The main man behind the mirror was burly, balding crime-buster George H.
Under a pending proposal, the license-plate cameras at UK filling stations will soon begin to trigger automatic lookups of every motorist's insurance and tax records. Drivers whose insurance and tax records can't be located or verified will not be allowed to fill their tanks. This requires that the existing cameras, which are there to document drivers who don't pay for their gas, be connected to sensitive government databases filled with identifying personal information. Forensic cameras -- whose records are used after the fact to catch crooks -- don't need to be 100 percent accurate, since almost every plate they capture will not be involved in a crime, and ambiguous results can be resolved by a human backstop. But cameras that prevent you from getting something you need, like petrol, need to be 100 percent accurate, since it wouldn't do to let the person operating the cash-register override the judgment of the automated system.
TomAqMar sez, "'If you were garbage, you'd be home by now,' says Forbes contributor Michael Kanellos in this report about a Swedish co. that's already installed on part of Roosevelt Island a pneumatic system to whisk trash to the incinerator."
Envac installed one of its vacuum systems in an area on Roosevelt Island, a thin strip of land in the shadow of Manhattan, in the 1970s. (Envac installed one at Disney World at the same time. Now, plans are under consideration to extend the network to technology campuses being erected on the island by Cornell University and the Technion.
Envac is also studying the possibility of putting networks of trash tubes under the Coney Island boardwalk, in a new development being created by a major property company, and near the Chelsea district in Manhattan. The vacuum tubes would leverage some of the infrastructure of the High Line, an urban development created from an old elevated train platform.
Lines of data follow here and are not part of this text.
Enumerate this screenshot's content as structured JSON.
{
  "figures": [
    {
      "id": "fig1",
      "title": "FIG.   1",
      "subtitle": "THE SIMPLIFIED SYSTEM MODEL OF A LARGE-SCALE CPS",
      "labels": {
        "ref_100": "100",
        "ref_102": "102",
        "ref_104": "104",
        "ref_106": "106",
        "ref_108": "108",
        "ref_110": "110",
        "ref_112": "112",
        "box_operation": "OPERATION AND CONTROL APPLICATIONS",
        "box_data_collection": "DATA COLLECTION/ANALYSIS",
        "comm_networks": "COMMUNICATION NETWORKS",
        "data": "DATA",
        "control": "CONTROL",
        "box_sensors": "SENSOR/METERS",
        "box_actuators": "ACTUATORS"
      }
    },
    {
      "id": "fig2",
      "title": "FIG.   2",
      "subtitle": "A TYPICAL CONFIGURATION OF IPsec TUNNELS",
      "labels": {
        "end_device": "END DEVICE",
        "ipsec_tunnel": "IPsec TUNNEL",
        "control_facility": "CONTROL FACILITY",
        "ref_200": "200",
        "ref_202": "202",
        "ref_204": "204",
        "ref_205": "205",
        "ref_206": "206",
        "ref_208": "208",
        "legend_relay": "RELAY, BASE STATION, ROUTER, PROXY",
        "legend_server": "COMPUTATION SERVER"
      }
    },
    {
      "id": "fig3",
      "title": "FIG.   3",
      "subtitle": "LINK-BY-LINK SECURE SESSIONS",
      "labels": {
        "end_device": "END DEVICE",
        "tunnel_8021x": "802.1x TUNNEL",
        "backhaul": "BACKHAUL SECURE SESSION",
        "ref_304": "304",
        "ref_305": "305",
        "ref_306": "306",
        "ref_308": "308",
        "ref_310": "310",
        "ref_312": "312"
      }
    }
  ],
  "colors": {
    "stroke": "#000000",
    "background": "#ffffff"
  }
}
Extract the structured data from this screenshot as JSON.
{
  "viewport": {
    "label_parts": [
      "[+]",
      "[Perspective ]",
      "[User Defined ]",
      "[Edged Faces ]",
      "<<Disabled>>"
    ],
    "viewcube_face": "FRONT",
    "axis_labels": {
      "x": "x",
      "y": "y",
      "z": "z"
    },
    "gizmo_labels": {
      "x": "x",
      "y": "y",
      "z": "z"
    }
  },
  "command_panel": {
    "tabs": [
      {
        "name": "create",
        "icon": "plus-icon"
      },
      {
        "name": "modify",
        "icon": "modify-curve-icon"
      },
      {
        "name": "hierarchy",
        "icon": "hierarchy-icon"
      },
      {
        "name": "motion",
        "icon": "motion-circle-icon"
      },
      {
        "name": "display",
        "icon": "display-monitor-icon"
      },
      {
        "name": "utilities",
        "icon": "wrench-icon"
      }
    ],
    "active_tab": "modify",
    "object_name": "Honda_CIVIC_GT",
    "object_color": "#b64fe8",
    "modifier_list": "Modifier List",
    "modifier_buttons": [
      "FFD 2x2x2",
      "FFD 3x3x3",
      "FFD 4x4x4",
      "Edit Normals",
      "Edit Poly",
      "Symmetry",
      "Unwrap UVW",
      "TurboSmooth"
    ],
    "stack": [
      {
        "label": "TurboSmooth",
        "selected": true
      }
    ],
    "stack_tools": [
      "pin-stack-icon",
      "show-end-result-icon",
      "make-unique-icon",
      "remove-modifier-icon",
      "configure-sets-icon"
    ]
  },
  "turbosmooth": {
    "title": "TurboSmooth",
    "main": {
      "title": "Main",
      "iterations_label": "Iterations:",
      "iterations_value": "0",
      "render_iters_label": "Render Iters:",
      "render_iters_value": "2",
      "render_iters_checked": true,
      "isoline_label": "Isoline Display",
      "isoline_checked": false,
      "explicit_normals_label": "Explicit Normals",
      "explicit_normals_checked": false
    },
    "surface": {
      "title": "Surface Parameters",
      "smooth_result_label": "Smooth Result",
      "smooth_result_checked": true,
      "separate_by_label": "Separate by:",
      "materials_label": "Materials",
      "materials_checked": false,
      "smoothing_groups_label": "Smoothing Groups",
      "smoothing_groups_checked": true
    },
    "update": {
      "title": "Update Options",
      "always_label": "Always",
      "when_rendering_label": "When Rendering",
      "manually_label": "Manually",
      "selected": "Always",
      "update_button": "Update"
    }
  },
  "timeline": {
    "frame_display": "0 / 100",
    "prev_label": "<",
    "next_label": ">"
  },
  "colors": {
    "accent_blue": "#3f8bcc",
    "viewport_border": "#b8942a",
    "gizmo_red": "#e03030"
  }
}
Yes, if it goes through, pedestrians will walk underneath trash-filled tubes.
“We can retrofit in dense urban areas so we don’t have to rip up the street,” said Rosina Abramson, who runs Envac’s U.S. operations.
I sent a character crawling through the Walt Disney World ENVAC at the end of Down and Out in the Magic Kingdom.
Mitch Wagner sez, "uGrokIt lets people attach RFID tags to their stuff, locate it with a device that attaches to a smartphone, just like in Cory's Makers." The Geiger counter-style audio cues are a nice touch, and I like the salaryman who uses the gizmo to remind him that he's left his phone-charger under one of those pointless stand-up cards next to the nearly pointless land-line phone in his hotel room.